Trail Camera’s Work

Monday, August 5th, 2013

????????Trail camera’s have become one of the most helpful tools in a hunters arsenal.  It has helped so much in scouting potential “hot spots” that most hunters own several.  I only have two, and trust me I need at least 6 more.  They aren’t particularly cheap, so owning several is a big investment.  One major drawback is once hung on a tree (in the woods) a thief could easily pocket your cam if he had a mind to.

I once got a picture of a guy as he walked in front of my blind, on private posted property!  He went into my blind and stole my propane heater ($100.00 dollars.)  I could not see his face but have a good idea who it was because of the trail cam.  The suspect has moved out of the area so I shouldn’t be getting any more pictures of him doing his evil deeds.

The two eight pointers pictured are both on my wall downstairs.  It doesn’t always turn out that way, but the trail cam helped me with figuring out the regular pattern of these bucks.  I have six different bucks on my trail cam this year so far, with one ten point, an eight, two sixes, and two fork horns.  I have noticed that “antler development” is behind these big southern deer.  There is so much nutrition in zone 3 that the deer develop faster and larger than there northern cousins.  Not only do you capture the movements of deer, but every other critter out there using that game trail will pose for his picture.  It’s nice to know you have several turkeys in the area, and also good to know if the coyotes are on the prowl.

If you haven’t tried a trail cam it might be high time you did!  I assure you it is a good investment, and will help put meat in the freezer and a rack for your hat.


Fishing Michigan

Saturday, August 3rd, 2013

Cabin July 4th 2013 169Michigan isn’t called the “Water Wonderland” for nothing.  You don’t have to drive far to make a cast for your supper.  The biggest inland lakes in North America surround us!  Michigan is a fisherman’s paradise to be sure.

This time of year vacationers are enjoying their kids as they reel in some lively sunfish or blue gills.  Perch, rock bass, and bull head are all fair game for the youngsters that are fortunate enough to enjoy Michigan fishing.  Pike, Walleye, small mouth and large mouth bass rate high on every serious fisherman’s agenda, along with salmon and trout.

This picture shows my brother Darryl and Tristan and Tanner (His grandkids) hoisting a couple really nice stringers of largemouth bass.  He takes his whole family on a fishing excursion once a year, and the 17 of them enjoy it to the max!  The kids (and adults) really get into seeing who can catch the largest bass on the trip, and I believe Tanner was the winner this year.  Even the girls got in on the action.  Fishing is something that has to be experienced to understand the thrill of a bent rod and a screaming “drag.”  Bass fishing is “big” here in Michigan, and they are feisty and plentiful.  In fact Lake St. Clair was recently named the best small mouth fishing lake in the world.

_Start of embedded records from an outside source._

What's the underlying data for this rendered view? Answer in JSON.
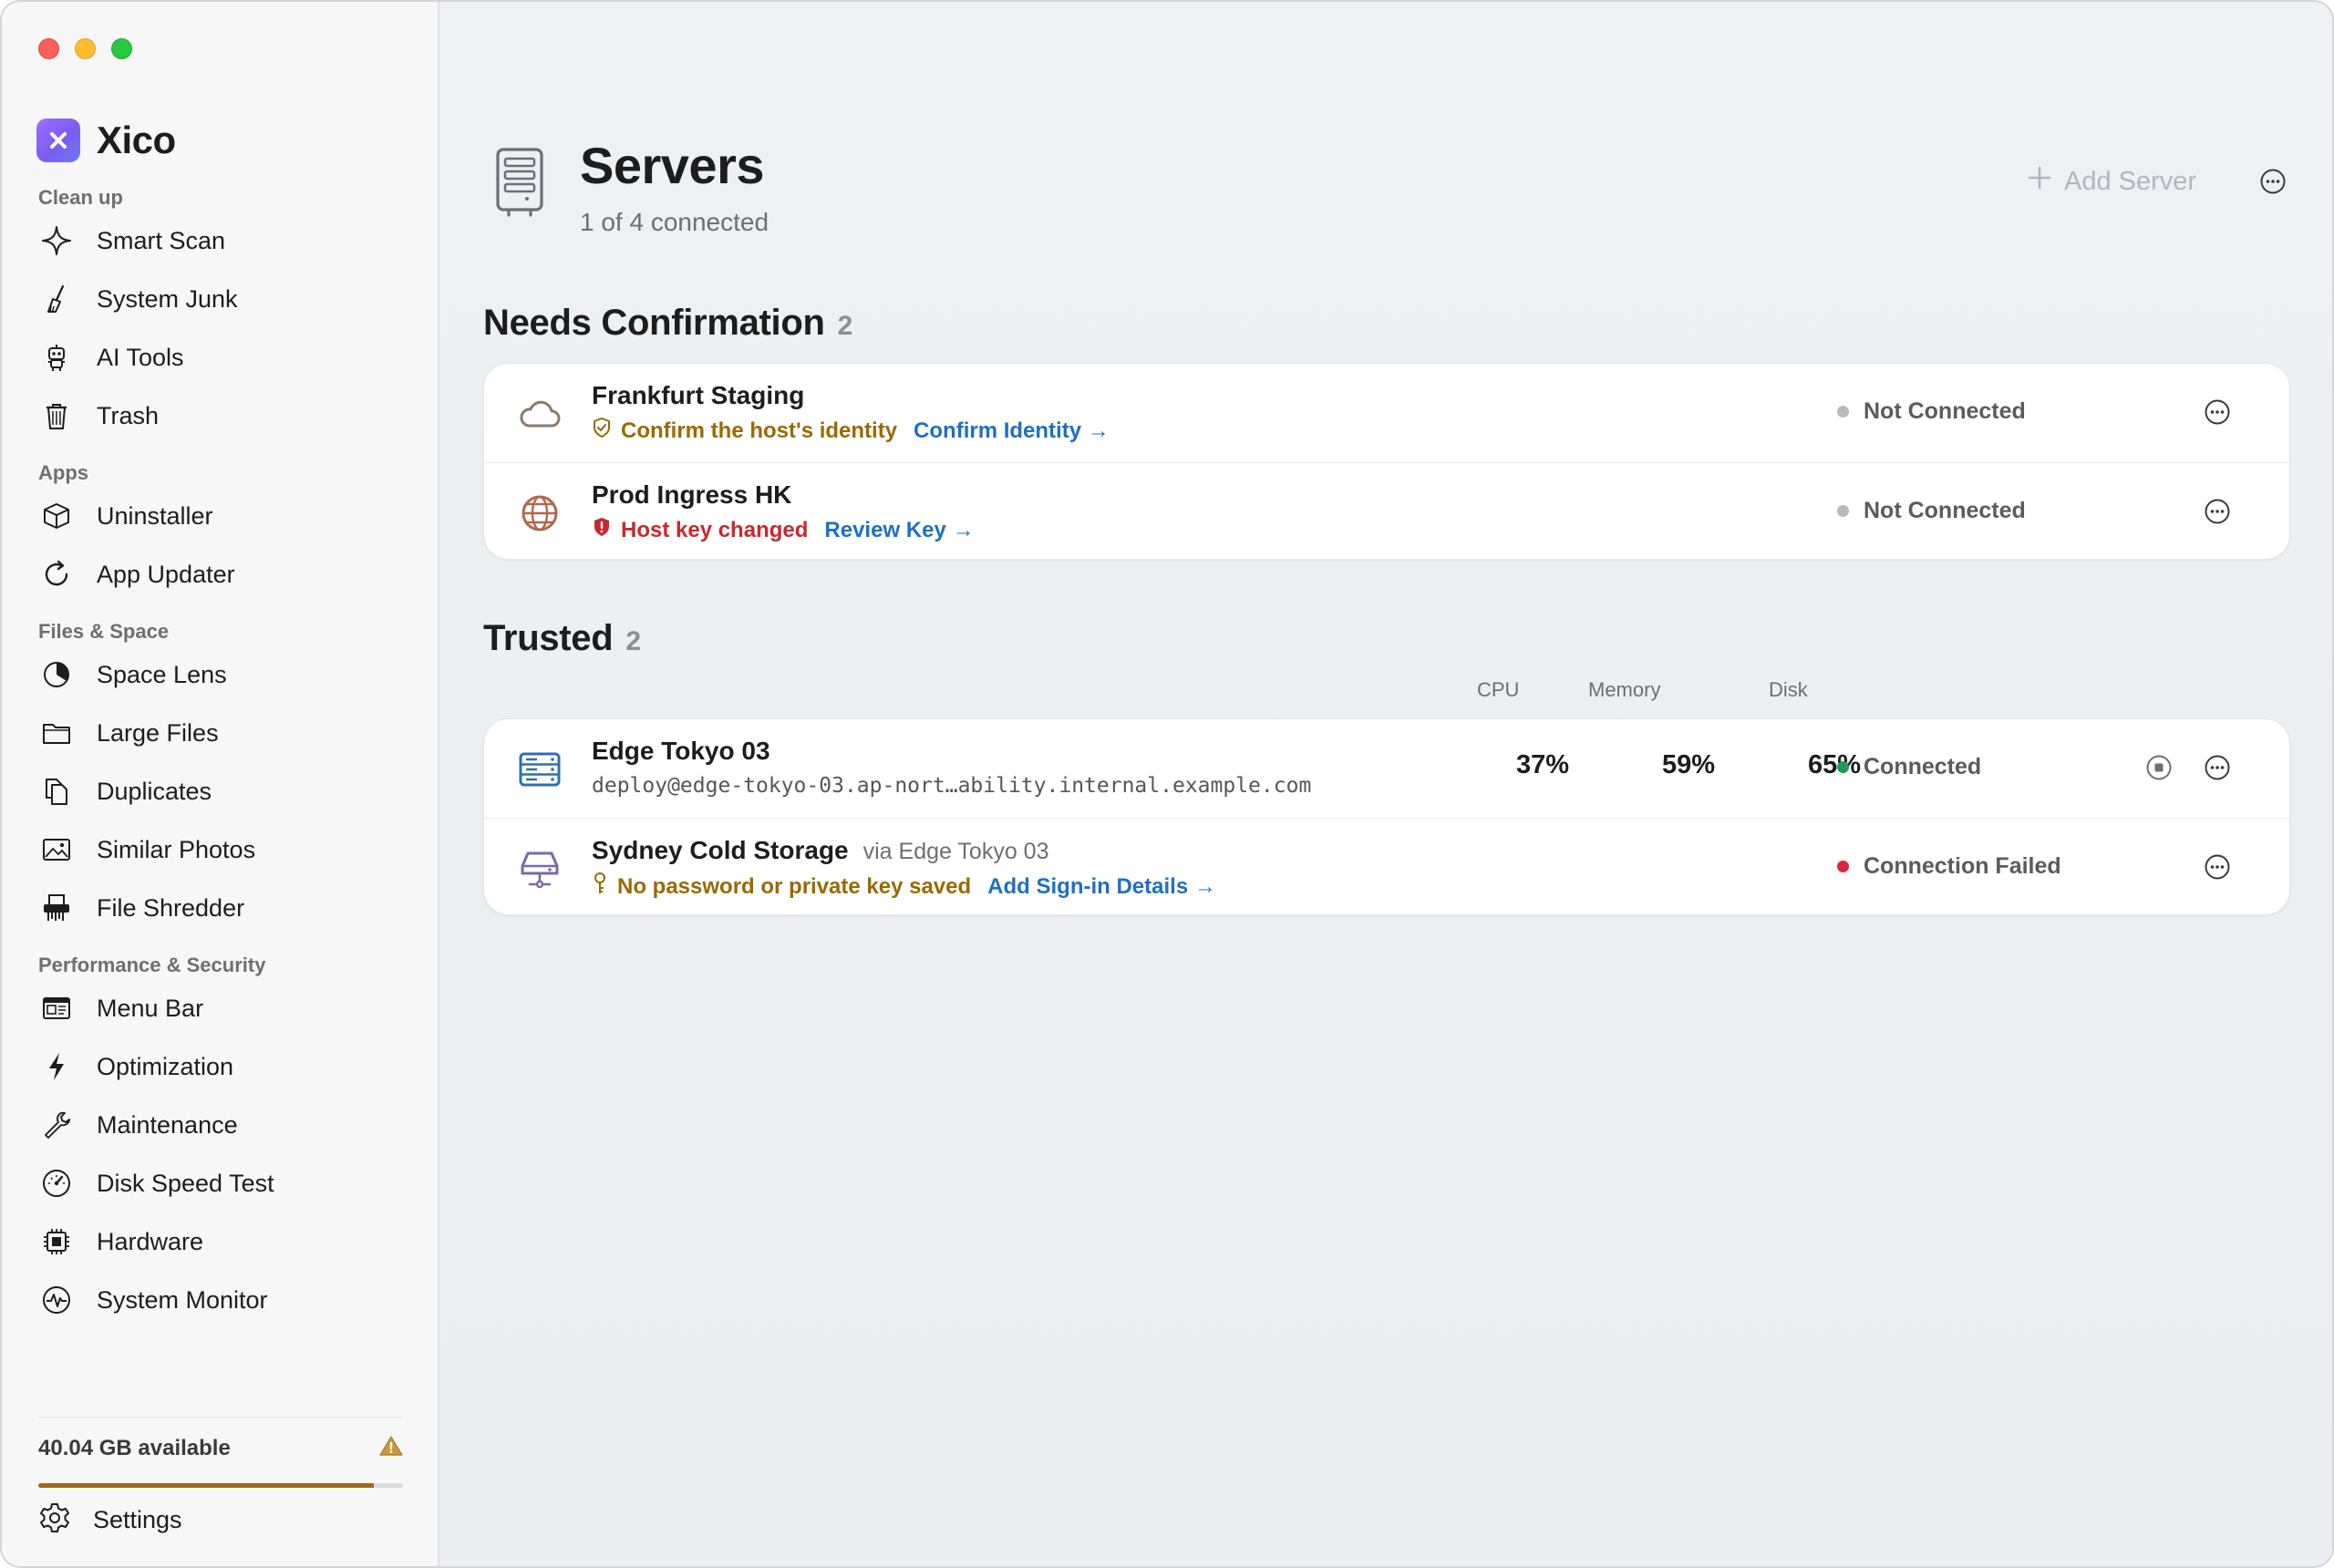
{
  "app": {
    "name": "Xico"
  },
  "sidebar": {
    "sections": [
      {
        "title": "Clean up",
        "items": [
          {
            "label": "Smart Scan",
            "icon": "sparkle-icon"
          },
          {
            "label": "System Junk",
            "icon": "broom-icon"
          },
          {
            "label": "AI Tools",
            "icon": "robot-icon"
          },
          {
            "label": "Trash",
            "icon": "trash-icon"
          }
        ]
      },
      {
        "title": "Apps",
        "items": [
          {
            "label": "Uninstaller",
            "icon": "box-icon"
          },
          {
            "label": "App Updater",
            "icon": "refresh-icon"
          }
        ]
      },
      {
        "title": "Files & Space",
        "items": [
          {
            "label": "Space Lens",
            "icon": "pie-icon"
          },
          {
            "label": "Large Files",
            "icon": "folder-icon"
          },
          {
            "label": "Duplicates",
            "icon": "duplicate-icon"
          },
          {
            "label": "Similar Photos",
            "icon": "photo-icon"
          },
          {
            "label": "File Shredder",
            "icon": "shredder-icon"
          }
        ]
      },
      {
        "title": "Performance & Security",
        "items": [
          {
            "label": "Menu Bar",
            "icon": "menubar-icon"
          },
          {
            "label": "Optimization",
            "icon": "bolt-icon"
          },
          {
            "label": "Maintenance",
            "icon": "wrench-icon"
          },
          {
            "label": "Disk Speed Test",
            "icon": "gauge-icon"
          },
          {
            "label": "Hardware",
            "icon": "chip-icon"
          },
          {
            "label": "System Monitor",
            "icon": "pulse-icon"
          }
        ]
      }
    ],
    "storage": {
      "text": "40.04 GB available",
      "used_fraction": 0.92,
      "warning_icon": "warning-icon"
    },
    "settings_label": "Settings"
  },
  "header": {
    "title": "Servers",
    "subtitle": "1 of 4 connected",
    "add_button": "Add Server"
  },
  "groups": {
    "needs_confirmation": {
      "title": "Needs Confirmation",
      "count": "2",
      "rows": [
        {
          "name": "Frankfurt Staging",
          "icon": "cloud-icon",
          "message": "Confirm the host's identity",
          "message_icon": "shield-check-icon",
          "message_color": "#9a6a00",
          "action": "Confirm Identity →",
          "status": "Not Connected",
          "status_color": "#b8b9be"
        },
        {
          "name": "Prod Ingress HK",
          "icon": "globe-icon",
          "message": "Host key changed",
          "message_icon": "shield-alert-icon",
          "message_color": "#c8282f",
          "action": "Review Key →",
          "status": "Not Connected",
          "status_color": "#b8b9be"
        }
      ]
    },
    "trusted": {
      "title": "Trusted",
      "count": "2",
      "columns": {
        "cpu": "CPU",
        "memory": "Memory",
        "disk": "Disk"
      },
      "rows": [
        {
          "name": "Edge Tokyo 03",
          "icon": "server-rack-icon",
          "host": "deploy@edge-tokyo-03.ap-nort…ability.internal.example.com",
          "cpu": "37%",
          "memory": "59%",
          "disk": "65%",
          "status": "Connected",
          "status_color": "#1f9a5b"
        },
        {
          "name": "Sydney Cold Storage",
          "via": "via Edge Tokyo 03",
          "icon": "drive-network-icon",
          "message": "No password or private key saved",
          "message_icon": "key-icon",
          "message_color": "#9a6a00",
          "action": "Add Sign-in Details →",
          "status": "Connection Failed",
          "status_color": "#d8283a"
        }
      ]
    }
  }
}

No matter what lake, river, or pond you may wet your line in, you are almost assured of catching a few fish and bringing smiles to every kid you take with you.  Get out there while the weather is so cooperative and you’ll soon be smiling too.